“When I found out that I had won (the Pulitzer Prize), it was absolutely unbelievable. I knew that the coverage was special, it was an unbelievably heart-wrenching story, and my team worked for 48 hours straight…,” exclaims Gretchen.
She’s the managing editor of a local newspaper, she co-hosts her own weekly radio show, and she has won the Pulitzer prize – is there anything that Gretchen Putnam can’t do?
Gretchen Putnam of Atkinson, NH, has worked with the Eagle Tribune, based in Haverhill, MA, since 1995, when she joined as a reporter. “I always knew that I wanted to be a reporter. One of my favorite books growing up was Harriet the Spy; she had her little composition notebook, she wrote down everything, and I wanted to be just like her. She was an inquisitive kid that got involved!” says Gretchen.
Although she was named managing editor in 2007, Gretchen still reports for the paper. “Even though I’ve made my way up the chain, journalism has never gotten out of my blood. I have to be outside talking to people; I just love the adrenaline rush that I get from getting a good story.”
One of the most touching stories Gretchen reported on was about the “miracle baby,” when a man shook his infant son and the baby barely survived. She even had the opportunity to do a follow-up story twelve years later. “The mother called me and asked if I wanted to give an update, and it’s amazing what she has sacrificed for her child,” Gretchen says. As a result of the story, people have made thousands of dollars in charitable donations towards the family’s needs.
Gretchen won the Pulitzer Prize in 2003 for a breaking news series of stories about four boys who drowned in the Merrimack River. Gretchen says, “When I found out that I had won, it was absolutely unbelievable. I knew that the coverage was special, it was an unbelievably heart-wrenching story, and my team worked for 48 hours straight. The editor at the time kept saying to us, ‘This is Pulitzer material,’ and we thought, ‘Yeah, right,’ but a couple of months later, we found out that we were finalists! It’s such an incredible honor.”

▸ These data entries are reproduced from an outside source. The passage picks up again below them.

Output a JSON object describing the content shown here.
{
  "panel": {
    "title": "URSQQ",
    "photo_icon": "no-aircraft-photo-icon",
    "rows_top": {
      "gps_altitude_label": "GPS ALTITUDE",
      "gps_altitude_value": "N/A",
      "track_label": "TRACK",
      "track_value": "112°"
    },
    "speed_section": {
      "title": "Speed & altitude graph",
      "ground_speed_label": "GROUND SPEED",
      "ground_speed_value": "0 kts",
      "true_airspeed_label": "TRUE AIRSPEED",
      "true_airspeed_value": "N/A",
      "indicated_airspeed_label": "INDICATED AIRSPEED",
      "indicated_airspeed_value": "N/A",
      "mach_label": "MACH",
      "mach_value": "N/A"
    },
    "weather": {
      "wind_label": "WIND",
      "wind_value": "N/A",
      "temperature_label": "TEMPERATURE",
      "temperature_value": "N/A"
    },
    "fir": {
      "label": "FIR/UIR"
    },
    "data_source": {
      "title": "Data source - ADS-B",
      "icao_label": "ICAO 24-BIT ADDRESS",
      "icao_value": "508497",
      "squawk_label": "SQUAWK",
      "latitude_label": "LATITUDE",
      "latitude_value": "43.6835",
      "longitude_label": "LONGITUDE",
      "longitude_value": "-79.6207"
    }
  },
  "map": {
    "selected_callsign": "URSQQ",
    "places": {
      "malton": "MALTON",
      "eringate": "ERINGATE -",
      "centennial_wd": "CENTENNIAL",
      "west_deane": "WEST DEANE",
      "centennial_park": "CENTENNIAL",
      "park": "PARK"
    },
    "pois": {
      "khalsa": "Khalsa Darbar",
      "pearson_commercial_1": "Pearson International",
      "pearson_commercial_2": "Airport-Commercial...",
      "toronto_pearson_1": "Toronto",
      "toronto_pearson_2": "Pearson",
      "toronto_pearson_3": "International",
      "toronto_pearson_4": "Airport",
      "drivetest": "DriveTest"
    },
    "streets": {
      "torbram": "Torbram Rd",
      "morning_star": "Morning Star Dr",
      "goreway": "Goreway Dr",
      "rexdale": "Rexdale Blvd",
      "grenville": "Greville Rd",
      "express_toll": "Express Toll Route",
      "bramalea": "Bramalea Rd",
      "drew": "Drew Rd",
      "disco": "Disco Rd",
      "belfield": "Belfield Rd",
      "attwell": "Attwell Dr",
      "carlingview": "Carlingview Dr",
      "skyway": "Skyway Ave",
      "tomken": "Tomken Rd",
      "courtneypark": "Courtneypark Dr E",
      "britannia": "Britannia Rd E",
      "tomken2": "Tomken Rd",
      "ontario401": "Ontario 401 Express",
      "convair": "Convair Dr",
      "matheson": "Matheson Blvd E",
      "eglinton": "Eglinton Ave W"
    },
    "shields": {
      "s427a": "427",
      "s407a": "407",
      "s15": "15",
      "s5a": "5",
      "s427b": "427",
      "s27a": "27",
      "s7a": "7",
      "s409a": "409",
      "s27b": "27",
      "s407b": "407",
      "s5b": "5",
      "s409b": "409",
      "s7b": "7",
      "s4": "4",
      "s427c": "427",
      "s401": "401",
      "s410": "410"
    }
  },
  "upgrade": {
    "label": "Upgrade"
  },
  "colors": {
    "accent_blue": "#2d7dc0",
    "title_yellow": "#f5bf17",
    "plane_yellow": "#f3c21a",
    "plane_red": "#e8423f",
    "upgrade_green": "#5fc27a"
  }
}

In addition to her job at the Eagle Tribune, Gretchen also co-hosts a weekly radio show called “Politically Active” on WCCM AM 1110. She has only been on the show for a few months, but she says that it has become a great way to hear what real people are saying about the local political issues.
Gretchen says that her favorite aspect of working in the media is being able to make a difference. “You can expose the good as well as the bad,” she says. “The best kinds of stories are those big breaks that bring out donations and really show peoples’ kindness towards one another.”
When she isn’t working at the Eagle Tribune or at WCCM, Gretchen spends all the time she can with her family. “My mom and my grandmother really inspired me to pursue my dreams. They were both elected officials in our community, and they are very strong, independent, well respected women. I try to be the same role model for my children. It’s difficult to work and be a mother, especially when you’re getting newsbreaks 24 hours a day, seven days a week. It’s a challenge and you never get a break, but I wouldn’t trade it for the world!”
Gretchen’s own words of wisdom speak volumes about her character. “I think the biggest thing that women need to realize is that you really CAN have it all. You can work hard and do what you love, and still make time for your family. It’s a challenge, but completely doable.” Gretchen is proof that passion creates limitless possibilities.